Such were the shortcomings that, around the turn of the millennium, the school even entertained the idea of constructing a new building directly to the south.
“I would say, ‘this is great architecture,” recalled former dean Douglas Baird, now a professor at the school, “and people would say, ‘Are you crazy?’”
As someone who likes architecture, I can appreciate user-unfriendly buildings; as a Web editor who has drunk from the Jakob Nielsen school of usability, I also think it's insane. It's the Soldier Field dilemma--from all reports (I haven't been in it) it's an outstanding place to watch a game, which by some measures is the point, but the consensus is that it's butt-ugly from the outside, which is what the vast majority sees. Is seeing this thing that's part of your city's landscape "use"? I don't have an answer for you, honestly, but it's an interesting question.
Just e.g.: I did three years at the U. of C. and spent all three in Stony Island, which had been built as faculty housing and was adopted for undergrad use. So I didn't live in Saarinen's (botched) Woodward Court, or the lovely Gothic buildings of Burton-Judson or Snell-Hitchcock, or the bonkers new Max Palevsky. I lived in the most boring dorm on an architecturally sophisticated campus--a red-brick bunker with white walls, thin gray carpet, and that's it. Check it out, it's really ugly.
And it had full bathrooms, studio-size kitchens, large living rooms, central heat, and, perhaps most importantly, large balconies overlooking the Museum of Science and Industry. Overall it was much more pleasant than living in one of the more storied dorms. I'm just saying; something to keep in mind when architect-types rag on the (admittedly ugly) plague of beige towers that dominate Streeterville and the South Loop.

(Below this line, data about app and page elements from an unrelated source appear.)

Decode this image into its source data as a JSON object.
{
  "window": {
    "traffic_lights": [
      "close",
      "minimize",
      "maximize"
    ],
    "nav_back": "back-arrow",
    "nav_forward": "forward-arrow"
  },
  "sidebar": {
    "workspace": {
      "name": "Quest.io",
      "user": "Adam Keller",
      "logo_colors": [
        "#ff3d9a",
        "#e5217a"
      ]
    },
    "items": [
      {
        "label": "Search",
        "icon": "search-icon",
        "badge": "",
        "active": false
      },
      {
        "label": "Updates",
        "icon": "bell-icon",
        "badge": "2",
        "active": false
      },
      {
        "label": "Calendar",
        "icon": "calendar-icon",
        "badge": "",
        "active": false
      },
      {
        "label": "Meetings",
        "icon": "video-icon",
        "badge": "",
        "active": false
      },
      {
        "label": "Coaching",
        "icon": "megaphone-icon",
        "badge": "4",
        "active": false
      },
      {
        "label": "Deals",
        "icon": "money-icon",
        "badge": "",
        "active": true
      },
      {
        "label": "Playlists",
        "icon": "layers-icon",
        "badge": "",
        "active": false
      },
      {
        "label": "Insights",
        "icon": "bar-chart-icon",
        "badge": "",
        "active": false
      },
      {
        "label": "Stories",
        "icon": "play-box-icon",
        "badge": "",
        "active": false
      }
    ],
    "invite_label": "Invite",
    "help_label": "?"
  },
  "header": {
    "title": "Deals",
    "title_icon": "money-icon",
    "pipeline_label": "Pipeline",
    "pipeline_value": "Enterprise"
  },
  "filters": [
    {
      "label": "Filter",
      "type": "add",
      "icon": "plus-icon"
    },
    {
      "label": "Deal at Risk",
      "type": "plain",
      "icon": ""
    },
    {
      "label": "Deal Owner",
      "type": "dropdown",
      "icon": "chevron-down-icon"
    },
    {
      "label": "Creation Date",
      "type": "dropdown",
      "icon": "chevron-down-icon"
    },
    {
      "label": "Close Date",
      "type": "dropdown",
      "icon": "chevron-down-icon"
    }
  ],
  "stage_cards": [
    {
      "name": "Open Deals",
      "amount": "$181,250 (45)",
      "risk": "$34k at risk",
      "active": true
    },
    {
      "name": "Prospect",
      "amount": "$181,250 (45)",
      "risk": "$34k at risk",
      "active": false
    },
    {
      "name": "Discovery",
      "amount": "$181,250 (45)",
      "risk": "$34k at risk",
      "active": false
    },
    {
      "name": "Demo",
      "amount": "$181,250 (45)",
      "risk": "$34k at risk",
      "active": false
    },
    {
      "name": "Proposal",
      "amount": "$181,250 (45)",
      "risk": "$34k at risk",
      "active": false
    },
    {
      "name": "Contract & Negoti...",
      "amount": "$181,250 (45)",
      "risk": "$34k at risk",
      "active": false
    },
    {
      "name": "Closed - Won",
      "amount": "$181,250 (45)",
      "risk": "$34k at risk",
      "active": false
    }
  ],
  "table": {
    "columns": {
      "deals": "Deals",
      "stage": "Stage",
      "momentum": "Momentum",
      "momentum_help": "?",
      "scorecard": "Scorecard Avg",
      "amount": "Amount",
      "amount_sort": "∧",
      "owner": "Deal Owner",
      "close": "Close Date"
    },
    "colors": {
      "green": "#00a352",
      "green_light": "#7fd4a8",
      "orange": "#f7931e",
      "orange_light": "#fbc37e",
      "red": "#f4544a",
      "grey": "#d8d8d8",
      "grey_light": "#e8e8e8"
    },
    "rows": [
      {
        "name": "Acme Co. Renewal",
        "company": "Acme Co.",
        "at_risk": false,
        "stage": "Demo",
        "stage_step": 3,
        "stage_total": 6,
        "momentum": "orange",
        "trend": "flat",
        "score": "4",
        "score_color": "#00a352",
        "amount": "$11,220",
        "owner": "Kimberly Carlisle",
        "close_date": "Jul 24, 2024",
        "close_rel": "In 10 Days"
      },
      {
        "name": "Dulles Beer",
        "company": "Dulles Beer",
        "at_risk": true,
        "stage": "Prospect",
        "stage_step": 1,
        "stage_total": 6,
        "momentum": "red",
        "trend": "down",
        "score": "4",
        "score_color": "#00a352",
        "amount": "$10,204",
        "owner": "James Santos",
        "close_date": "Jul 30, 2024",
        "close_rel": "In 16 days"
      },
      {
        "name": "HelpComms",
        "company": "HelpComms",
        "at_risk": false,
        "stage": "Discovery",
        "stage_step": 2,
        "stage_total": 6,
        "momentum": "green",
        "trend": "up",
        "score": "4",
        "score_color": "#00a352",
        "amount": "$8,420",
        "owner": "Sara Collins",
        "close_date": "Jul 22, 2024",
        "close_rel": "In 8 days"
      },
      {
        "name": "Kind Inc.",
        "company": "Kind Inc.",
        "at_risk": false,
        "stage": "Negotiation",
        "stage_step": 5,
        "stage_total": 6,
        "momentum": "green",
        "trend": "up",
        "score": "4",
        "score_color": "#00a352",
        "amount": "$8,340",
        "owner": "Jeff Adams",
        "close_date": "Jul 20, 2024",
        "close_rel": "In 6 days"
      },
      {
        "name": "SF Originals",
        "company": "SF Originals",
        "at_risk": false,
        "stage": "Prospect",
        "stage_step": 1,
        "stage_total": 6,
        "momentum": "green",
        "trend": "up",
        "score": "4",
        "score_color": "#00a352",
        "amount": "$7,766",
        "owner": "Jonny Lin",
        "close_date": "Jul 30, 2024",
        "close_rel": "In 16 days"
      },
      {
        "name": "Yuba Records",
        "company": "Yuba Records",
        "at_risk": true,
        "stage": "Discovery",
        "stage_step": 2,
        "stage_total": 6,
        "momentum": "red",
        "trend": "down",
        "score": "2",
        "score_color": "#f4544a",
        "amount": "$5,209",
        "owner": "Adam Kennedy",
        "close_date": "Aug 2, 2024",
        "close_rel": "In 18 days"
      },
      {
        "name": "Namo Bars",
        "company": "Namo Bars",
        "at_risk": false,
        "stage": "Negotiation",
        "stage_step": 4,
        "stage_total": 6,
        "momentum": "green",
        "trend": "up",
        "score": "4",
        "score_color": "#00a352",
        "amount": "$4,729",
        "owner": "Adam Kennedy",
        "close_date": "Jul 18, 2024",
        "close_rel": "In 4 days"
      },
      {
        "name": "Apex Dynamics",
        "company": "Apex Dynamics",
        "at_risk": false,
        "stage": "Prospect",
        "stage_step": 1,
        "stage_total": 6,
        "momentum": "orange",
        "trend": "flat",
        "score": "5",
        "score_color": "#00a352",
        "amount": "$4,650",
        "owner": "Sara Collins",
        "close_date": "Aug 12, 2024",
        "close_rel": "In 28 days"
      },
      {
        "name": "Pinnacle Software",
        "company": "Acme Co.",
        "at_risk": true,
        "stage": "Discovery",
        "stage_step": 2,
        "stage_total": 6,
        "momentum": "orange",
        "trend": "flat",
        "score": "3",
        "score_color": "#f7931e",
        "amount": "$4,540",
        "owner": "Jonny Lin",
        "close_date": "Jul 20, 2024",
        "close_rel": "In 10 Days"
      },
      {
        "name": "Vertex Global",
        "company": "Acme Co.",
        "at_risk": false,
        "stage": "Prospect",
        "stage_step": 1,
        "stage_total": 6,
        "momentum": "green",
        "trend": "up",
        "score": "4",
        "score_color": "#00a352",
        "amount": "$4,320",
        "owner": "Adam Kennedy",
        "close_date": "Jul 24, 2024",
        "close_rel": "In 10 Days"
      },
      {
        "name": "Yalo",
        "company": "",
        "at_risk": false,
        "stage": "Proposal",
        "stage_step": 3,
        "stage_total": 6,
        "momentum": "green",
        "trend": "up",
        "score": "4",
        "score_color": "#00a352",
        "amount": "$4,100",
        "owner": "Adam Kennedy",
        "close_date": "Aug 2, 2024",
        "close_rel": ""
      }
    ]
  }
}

Also: Blair Kamin is kind of a local treasure. If you don't, read his blog and articles.